This webpage lists data visualization guidelines, tools and online courses for human rights researchers and advocates to enhance the impact and effectiveness of their work.
This toolkit represents the work and thinking of 15 grassroots organizations with Asian American bases living in the most precarious margins of power: low-income tenants, youth, undocumented immigrants, low-wage workers, refugees, women and girls, and queer and trans people. It reflects their experiences with criminalization, deportation, homophobia, xenophobia and Islamo-racism, war, gender violence, poverty, and worker exploitation. All of the modules are designed to begin with people’s lived experiences, and to build structural awareness of why those experiences are happening, and how they are tied to the oppression of others. By highlighting the role of people’s resistance both past and present, the toolkit also seeks to build hope and a commitment to political struggle.
The EJ Atlas is a teaching, networking and advocacy resource. Strategists, activist organizers, scholars, and teachers will find many uses for the database, as well as citizens wanting to learn more about the often invisible conflicts taking place.
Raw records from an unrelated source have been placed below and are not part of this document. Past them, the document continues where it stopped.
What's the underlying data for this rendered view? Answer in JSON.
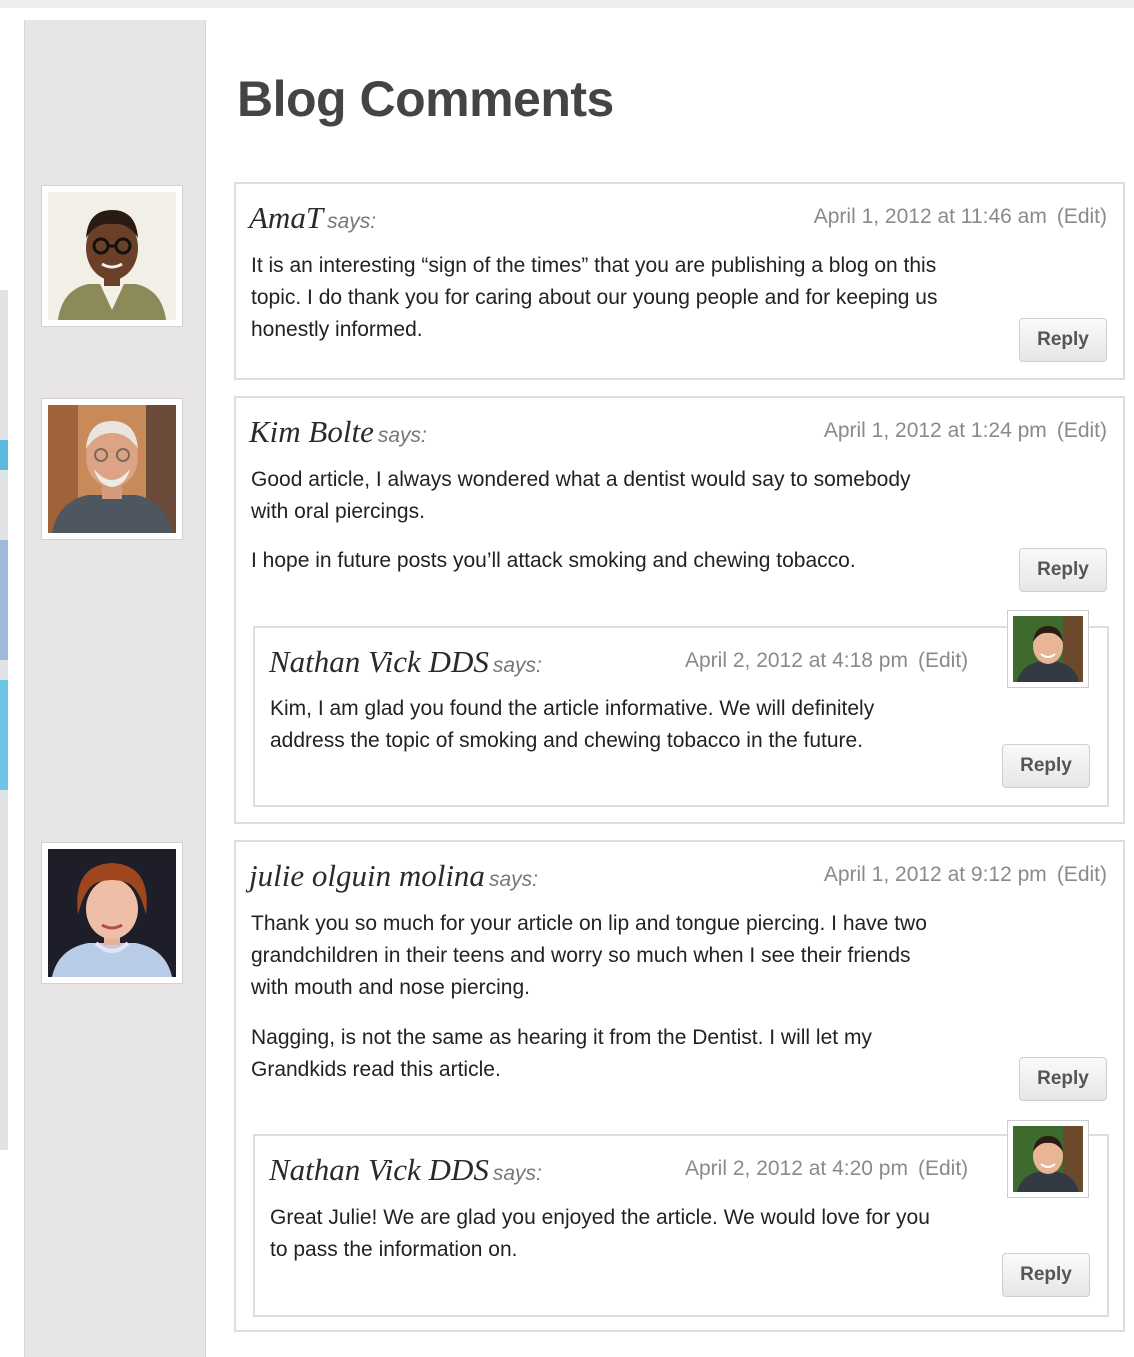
{
  "page": {
    "title": "Blog Comments"
  },
  "comments": [
    {
      "author": "AmaT",
      "says": "says:",
      "date": "April 1, 2012 at 11:46 am",
      "edit": "(Edit)",
      "paragraphs": [
        [
          "It is an interesting “sign of the times” that you are publishing a blog on this",
          "topic. I do thank you for caring about our young people and for keeping us",
          "honestly informed."
        ]
      ],
      "reply": "Reply"
    },
    {
      "author": "Kim Bolte",
      "says": "says:",
      "date": "April 1, 2012 at 1:24 pm",
      "edit": "(Edit)",
      "paragraphs": [
        [
          "Good article, I always wondered what a dentist would say to somebody",
          "with oral piercings."
        ],
        [
          "I hope in future posts you’ll attack smoking and chewing tobacco."
        ]
      ],
      "reply": "Reply",
      "replies": [
        {
          "author": "Nathan Vick DDS",
          "says": "says:",
          "date": "April 2, 2012 at 4:18 pm",
          "edit": "(Edit)",
          "paragraphs": [
            [
              "Kim, I am glad you found the article informative. We will definitely",
              "address the topic of smoking and chewing tobacco in the future."
            ]
          ],
          "reply": "Reply"
        }
      ]
    },
    {
      "author": "julie olguin molina",
      "says": "says:",
      "date": "April 1, 2012 at 9:12 pm",
      "edit": "(Edit)",
      "paragraphs": [
        [
          "Thank you so much for your article on lip and tongue piercing. I have two",
          "grandchildren in their teens and worry so much when I see their friends",
          "with mouth and nose piercing."
        ],
        [
          "Nagging, is not the same as hearing it from the Dentist. I will let my",
          "Grandkids read this article."
        ]
      ],
      "reply": "Reply",
      "replies": [
        {
          "author": "Nathan Vick DDS",
          "says": "says:",
          "date": "April 2, 2012 at 4:20 pm",
          "edit": "(Edit)",
          "paragraphs": [
            [
              "Great Julie! We are glad you enjoyed the article. We would love for you",
              "to pass the information on."
            ]
          ],
          "reply": "Reply"
        }
      ]
    }
  ]
}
The site is centered on a visual display of thousands of environment-related conflicts around the globe. Each conflict is assigned a symbol marker to identify the primary resource or violation. Users can choose to show conflicts by commodity, region, company, and more. Each marker, when clicked, reveals background information about the conflict.
Over the last two years, and with support from Making All Voices Count, Tactical Tech has been researching how marginalised technology users in Kenya and South Africa negotiate visibility and anonymity through mobile phones, popular social media, and messaging applications. This document is a full synthesis report, based on interviews with close to 70 LGBTQ activists in Kenya and housing and land rights activists in South Africa.
La guía está escrita principalmente para las y los integrantes de núcleos agrarios de bienes comunales y ejidos, así como para las y los ciudadanos y avencidados de los poblados, aunque también puede ser útil para personas y grupos que están o pretenden estar en procesos para la defensa y resistencia en contra de las empresas mineras de capital nacional o extranjero.
A new study reveals that catastrophic mine waste failures are increasing in frequency, severity, and costs all around the world. The authors point toward poor regulations, poor practices, dicey mining economics, and ever larger mines as key factors behind those disasters.